Therefore, k = ω^2m, where ω is the natural frequency of the uncoupled oscillator.

K = Ω^2m, where Ω is the natural frequency of the central spring when connected to only one of the masses. Now, the equations of motion, after all simplifications have been made, are as follows:

These two can be simplified into a second order matrix equation.

It turns out that solutions to this equation are of the form

Here, e1 and e2 are the eigenvectors of the above matrix corresponding to eigenvalues λ1 and λ2. Now, the eigenvalues and eigenvectors are as follows:

Therefore, the full solution is

Which can be further simplified to

Their graphs are:

Image 3 — position-time
Image 4 — kinetic energy-time

As shown in image 4, when one oscillator is at its peak energy, the other is generally at its bottom/trough. This is because the two oscillators transfer energy to each other via the intermediary spring.
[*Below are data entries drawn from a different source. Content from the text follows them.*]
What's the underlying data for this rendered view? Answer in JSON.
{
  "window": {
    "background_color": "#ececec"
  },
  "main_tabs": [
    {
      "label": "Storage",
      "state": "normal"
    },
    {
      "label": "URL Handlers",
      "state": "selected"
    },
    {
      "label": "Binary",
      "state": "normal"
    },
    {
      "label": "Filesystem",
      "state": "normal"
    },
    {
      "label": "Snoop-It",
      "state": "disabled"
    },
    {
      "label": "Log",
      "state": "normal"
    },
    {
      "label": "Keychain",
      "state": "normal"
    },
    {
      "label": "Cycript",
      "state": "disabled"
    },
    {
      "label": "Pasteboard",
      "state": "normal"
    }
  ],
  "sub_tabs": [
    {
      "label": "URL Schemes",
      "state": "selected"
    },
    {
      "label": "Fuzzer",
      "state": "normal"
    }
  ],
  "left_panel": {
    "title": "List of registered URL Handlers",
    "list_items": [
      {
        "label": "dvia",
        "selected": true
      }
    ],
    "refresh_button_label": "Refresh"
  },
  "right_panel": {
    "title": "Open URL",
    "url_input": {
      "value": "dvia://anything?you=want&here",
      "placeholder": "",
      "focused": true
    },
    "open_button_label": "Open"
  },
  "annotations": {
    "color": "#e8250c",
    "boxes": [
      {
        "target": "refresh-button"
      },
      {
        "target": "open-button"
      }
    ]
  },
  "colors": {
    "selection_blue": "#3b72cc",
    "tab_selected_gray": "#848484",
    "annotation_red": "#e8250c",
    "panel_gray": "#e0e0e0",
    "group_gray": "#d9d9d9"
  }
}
One extremely beautiful thing to realize is that, unlike a normal oscillator, this simplified coupled oscillator has not one, but two natural frequencies corresponding to the square roots of the eigenvalues, and as such a coupled oscillator can have multiple resonant frequencies. This is especially useful in strings, which can be thought of as multiple connected oscillators, and therefore has many resonant frequencies.


We shall now explore limiting cases of the oscillator, specifically the two cases ω << Ω and ω >> Ω, which correspond to strong and weak coupling respectively.
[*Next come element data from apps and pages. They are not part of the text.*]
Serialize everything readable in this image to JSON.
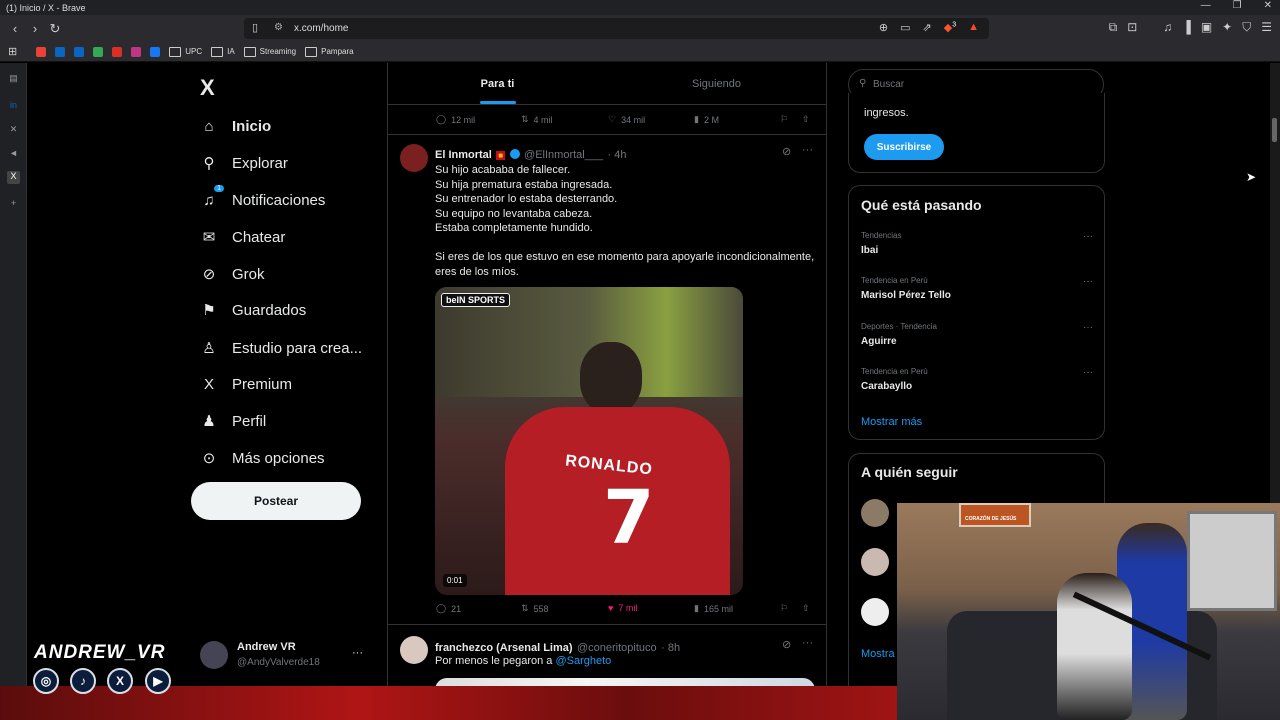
{
  "window": {
    "title": "(1) Inicio / X - Brave"
  },
  "browser": {
    "url": "x.com/home",
    "bookmarks": [
      "UPC",
      "IA",
      "Streaming",
      "Pampara"
    ],
    "brave_badge": "3"
  },
  "leftnav": {
    "logo": "X",
    "items": [
      {
        "label": "Inicio",
        "icon": "home-icon"
      },
      {
        "label": "Explorar",
        "icon": "search-icon"
      },
      {
        "label": "Notificaciones",
        "icon": "bell-icon",
        "badge": "1"
      },
      {
        "label": "Chatear",
        "icon": "mail-icon"
      },
      {
        "label": "Grok",
        "icon": "grok-icon"
      },
      {
        "label": "Guardados",
        "icon": "bookmark-icon"
      },
      {
        "label": "Estudio para crea...",
        "icon": "studio-icon"
      },
      {
        "label": "Premium",
        "icon": "x-premium-icon"
      },
      {
        "label": "Perfil",
        "icon": "person-icon"
      },
      {
        "label": "Más opciones",
        "icon": "more-circle-icon"
      }
    ],
    "post_button": "Postear",
    "profile": {
      "name": "Andrew VR",
      "handle": "@AndyValverde18"
    }
  },
  "feed": {
    "tabs": [
      "Para ti",
      "Siguiendo"
    ],
    "prev_tweet_actions": {
      "replies": "12 mil",
      "reposts": "4 mil",
      "likes": "34 mil",
      "views": "2 M"
    },
    "tweet1": {
      "name": "El Inmortal",
      "handle": "@ElInmortal___",
      "time": "· 4h",
      "text": [
        "Su hijo acababa de fallecer.",
        "Su hija prematura estaba ingresada.",
        "Su entrenador lo estaba desterrando.",
        "Su equipo no levantaba cabeza.",
        "Estaba completamente hundido.",
        "",
        "Si eres de los que estuvo en ese momento para apoyarle incondicionalmente,",
        "eres de los míos."
      ],
      "media_badge": "beIN SPORTS",
      "media_jersey_name": "RONALDO",
      "media_jersey_number": "7",
      "duration": "0:01",
      "replies": "21",
      "reposts": "558",
      "likes": "7 mil",
      "views": "165 mil"
    },
    "tweet2": {
      "name": "franchezco (Arsenal Lima)",
      "handle": "@coneritopituco",
      "time": "· 8h",
      "text_prefix": "Por menos le pegaron a ",
      "mention": "@Sargheto"
    }
  },
  "right": {
    "search_placeholder": "Buscar",
    "premium_text": "ingresos.",
    "subscribe_button": "Suscribirse",
    "trending_title": "Qué está pasando",
    "trends": [
      {
        "meta": "Tendencias",
        "name": "Ibai"
      },
      {
        "meta": "Tendencia en Perú",
        "name": "Marisol Pérez Tello"
      },
      {
        "meta": "Deportes · Tendencia",
        "name": "Aguirre"
      },
      {
        "meta": "Tendencia en Perú",
        "name": "Carabayllo"
      }
    ],
    "show_more": "Mostrar más",
    "follow_title": "A quién seguir",
    "follow_show_more": "Mostra"
  },
  "overlay": {
    "streamer_name": "ANDREW_VR",
    "socials": [
      "instagram-icon",
      "tiktok-icon",
      "x-icon",
      "youtube-icon"
    ],
    "webcam_sign": "CORAZÓN DE JESÚS"
  },
  "colors": {
    "accent": "#1d9bf0",
    "like": "#f91880",
    "background": "#000000",
    "muted": "#71767b"
  }
}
Strong coupling:

In the case of ω << Ω, the solutions simplify in the following ways:

This doesn’t look different from our explicit solution, but a graph makes it much clearer.

This is a graph of the positions of both strongly coupled oscillators. Now, this is nothing like image 3, in that this one is much more sinusoidal. Further, the two sinusoids seem to be out of phase with each other, nearly πradians out of phase. Further, it turns out that the individual phases δ and ε don’t impact the phase difference between the solutions. Therefore, in this limiting case in which the middle spring is much, much stronger than the ones on the side, it will effectively “control” the two masses, pushing them back and forth out of phase. This observation is like the “synchronization” Huygens observed.
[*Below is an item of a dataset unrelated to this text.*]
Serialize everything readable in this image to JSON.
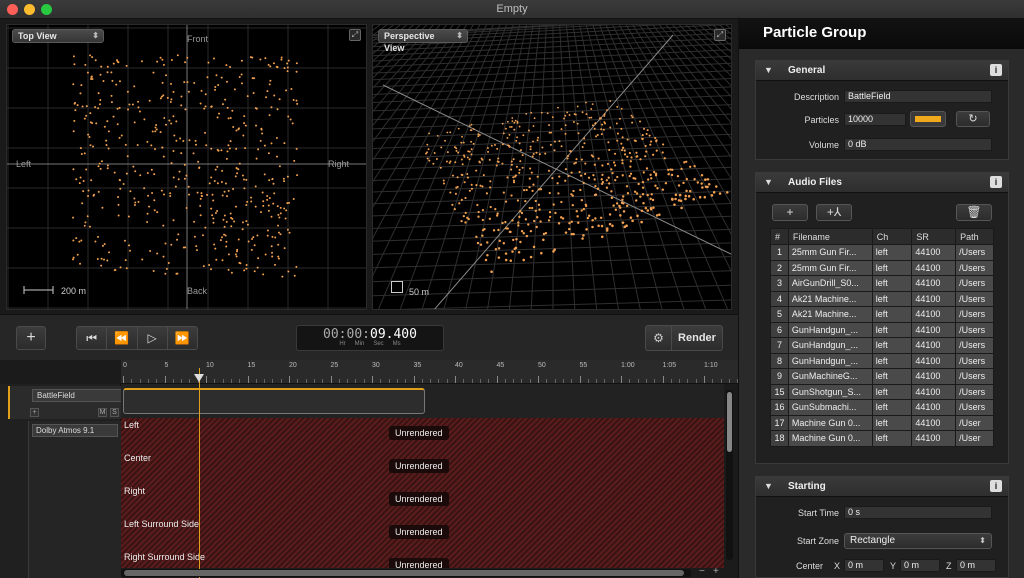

Weak coupling:

In the case of ω >> Ω, the solutions are:

These solutions are pure, uncoupled sinusoids, which is expected in case of this extremely weak coupling between the two masses. The graph is:

As is visible, the two solutions are sinusoids. However, one difference here is that the phase angles α and β do impact the overall phase difference, as shown in the image below, where the phases are arbitrarily set so that both waves are in phase.


In fact, an oscillator doesn’t even need a spring to be coupled, just a coupling potential. Consider the coupling potential Φ(x1, x2). Because the motion is simple harmonic, it turns out that the trivial solutions x1 = 0 and x2 = 0 are, in fact, stable. Therefore, for small values of x1 and x2 the functions


can be expressed as:

Now, because Φ is a potential field, it follows from Newton’s 3rd law that

After all this math, one can now define the energy of a generic coupled oscillator:

Now we introduce a slightly modified Euler — Lagrange equation, using energy instead as we now have an expression for total energy E:

After using all equations above, we get the equations of motion as:

We will now define the second partial derivative of Φ at (0,0) as seen above as K. Therefore, we get:

These equations of motion describe the generic coupled harmonic oscillator and include the strength of coupling K of the oscillator.

As this article concludes, I would like readers to consider this fact: if one looks at the potential energy of only one mass in a coupled oscillator, essentially writing it in terms of two variables: x1 and t, where the time dependence comes from the fact that x2 is written explicitly in terms of time, one realizes that when energy is lost, it is either stored in the spring or in the other mass. But what about momentum? When the first mass loses momentum, it obviously goes to the other mass, but looking purely at the first mass, it would seem as though, in a time varying potential, its momentum was “hidden”, in a way. So, my last question: can one “hide” momentum like one can hide energy?